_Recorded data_
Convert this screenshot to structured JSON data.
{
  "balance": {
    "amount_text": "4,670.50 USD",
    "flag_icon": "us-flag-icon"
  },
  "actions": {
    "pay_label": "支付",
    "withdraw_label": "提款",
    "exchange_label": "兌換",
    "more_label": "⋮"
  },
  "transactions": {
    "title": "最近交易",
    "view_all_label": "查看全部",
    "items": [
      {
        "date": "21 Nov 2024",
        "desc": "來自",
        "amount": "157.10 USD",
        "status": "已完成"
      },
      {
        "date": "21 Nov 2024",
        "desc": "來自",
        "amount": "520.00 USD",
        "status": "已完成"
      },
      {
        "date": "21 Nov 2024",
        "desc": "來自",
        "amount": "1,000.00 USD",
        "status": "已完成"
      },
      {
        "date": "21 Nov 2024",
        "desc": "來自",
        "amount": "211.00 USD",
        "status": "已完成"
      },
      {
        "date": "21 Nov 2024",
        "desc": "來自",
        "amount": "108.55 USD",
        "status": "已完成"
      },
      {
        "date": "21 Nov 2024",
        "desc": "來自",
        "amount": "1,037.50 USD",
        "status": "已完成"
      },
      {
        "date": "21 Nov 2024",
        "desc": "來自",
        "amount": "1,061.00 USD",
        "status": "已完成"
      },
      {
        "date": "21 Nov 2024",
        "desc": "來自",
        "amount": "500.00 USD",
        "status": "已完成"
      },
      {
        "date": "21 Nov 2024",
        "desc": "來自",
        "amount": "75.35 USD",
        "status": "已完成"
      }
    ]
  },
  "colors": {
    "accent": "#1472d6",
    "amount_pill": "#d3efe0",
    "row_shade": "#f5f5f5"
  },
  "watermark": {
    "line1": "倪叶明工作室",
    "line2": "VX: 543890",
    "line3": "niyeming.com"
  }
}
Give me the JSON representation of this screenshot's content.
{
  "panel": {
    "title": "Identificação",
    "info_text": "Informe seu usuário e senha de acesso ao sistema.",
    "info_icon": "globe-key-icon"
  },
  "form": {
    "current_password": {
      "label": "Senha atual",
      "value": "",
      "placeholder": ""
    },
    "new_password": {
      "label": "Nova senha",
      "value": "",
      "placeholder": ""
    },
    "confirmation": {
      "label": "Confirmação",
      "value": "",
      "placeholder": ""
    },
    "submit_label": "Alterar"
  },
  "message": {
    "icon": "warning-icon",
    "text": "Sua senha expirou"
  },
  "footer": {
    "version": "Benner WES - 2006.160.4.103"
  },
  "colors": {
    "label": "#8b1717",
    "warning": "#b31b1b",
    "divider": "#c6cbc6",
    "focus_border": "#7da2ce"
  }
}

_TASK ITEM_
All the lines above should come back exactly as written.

_YOUR RESPONSE_
Convert this screenshot to structured JSON data.
{
  "balance": {
    "amount_text": "4,670.50 USD",
    "flag_icon": "us-flag-icon"
  },
  "actions": {
    "pay_label": "支付",
    "withdraw_label": "提款",
    "exchange_label": "兌換",
    "more_label": "⋮"
  },
  "transactions": {
    "title": "最近交易",
    "view_all_label": "查看全部",
    "items": [
      {
        "date": "21 Nov 2024",
        "desc": "來自",
        "amount": "157.10 USD",
        "status": "已完成"
      },
      {
        "date": "21 Nov 2024",
        "desc": "來自",
        "amount": "520.00 USD",
        "status": "已完成"
      },
      {
        "date": "21 Nov 2024",
        "desc": "來自",
        "amount": "1,000.00 USD",
        "status": "已完成"
      },
      {
        "date": "21 Nov 2024",
        "desc": "來自",
        "amount": "211.00 USD",
        "status": "已完成"
      },
      {
        "date": "21 Nov 2024",
        "desc": "來自",
        "amount": "108.55 USD",
        "status": "已完成"
      },
      {
        "date": "21 Nov 2024",
        "desc": "來自",
        "amount": "1,037.50 USD",
        "status": "已完成"
      },
      {
        "date": "21 Nov 2024",
        "desc": "來自",
        "amount": "1,061.00 USD",
        "status": "已完成"
      },
      {
        "date": "21 Nov 2024",
        "desc": "來自",
        "amount": "500.00 USD",
        "status": "已完成"
      },
      {
        "date": "21 Nov 2024",
        "desc": "來自",
        "amount": "75.35 USD",
        "status": "已完成"
      }
    ]
  },
  "colors": {
    "accent": "#1472d6",
    "amount_pill": "#d3efe0",
    "row_shade": "#f5f5f5"
  },
  "watermark": {
    "line1": "倪叶明工作室",
    "line2": "VX: 543890",
    "line3": "niyeming.com"
  }
}
Give me the JSON representation of this screenshot's content.
{
  "panel": {
    "title": "Identificação",
    "info_text": "Informe seu usuário e senha de acesso ao sistema.",
    "info_icon": "globe-key-icon"
  },
  "form": {
    "current_password": {
      "label": "Senha atual",
      "value": "",
      "placeholder": ""
    },
    "new_password": {
      "label": "Nova senha",
      "value": "",
      "placeholder": ""
    },
    "confirmation": {
      "label": "Confirmação",
      "value": "",
      "placeholder": ""
    },
    "submit_label": "Alterar"
  },
  "message": {
    "icon": "warning-icon",
    "text": "Sua senha expirou"
  },
  "footer": {
    "version": "Benner WES - 2006.160.4.103"
  },
  "colors": {
    "label": "#8b1717",
    "warning": "#b31b1b",
    "divider": "#c6cbc6",
    "focus_border": "#7da2ce"
  }
}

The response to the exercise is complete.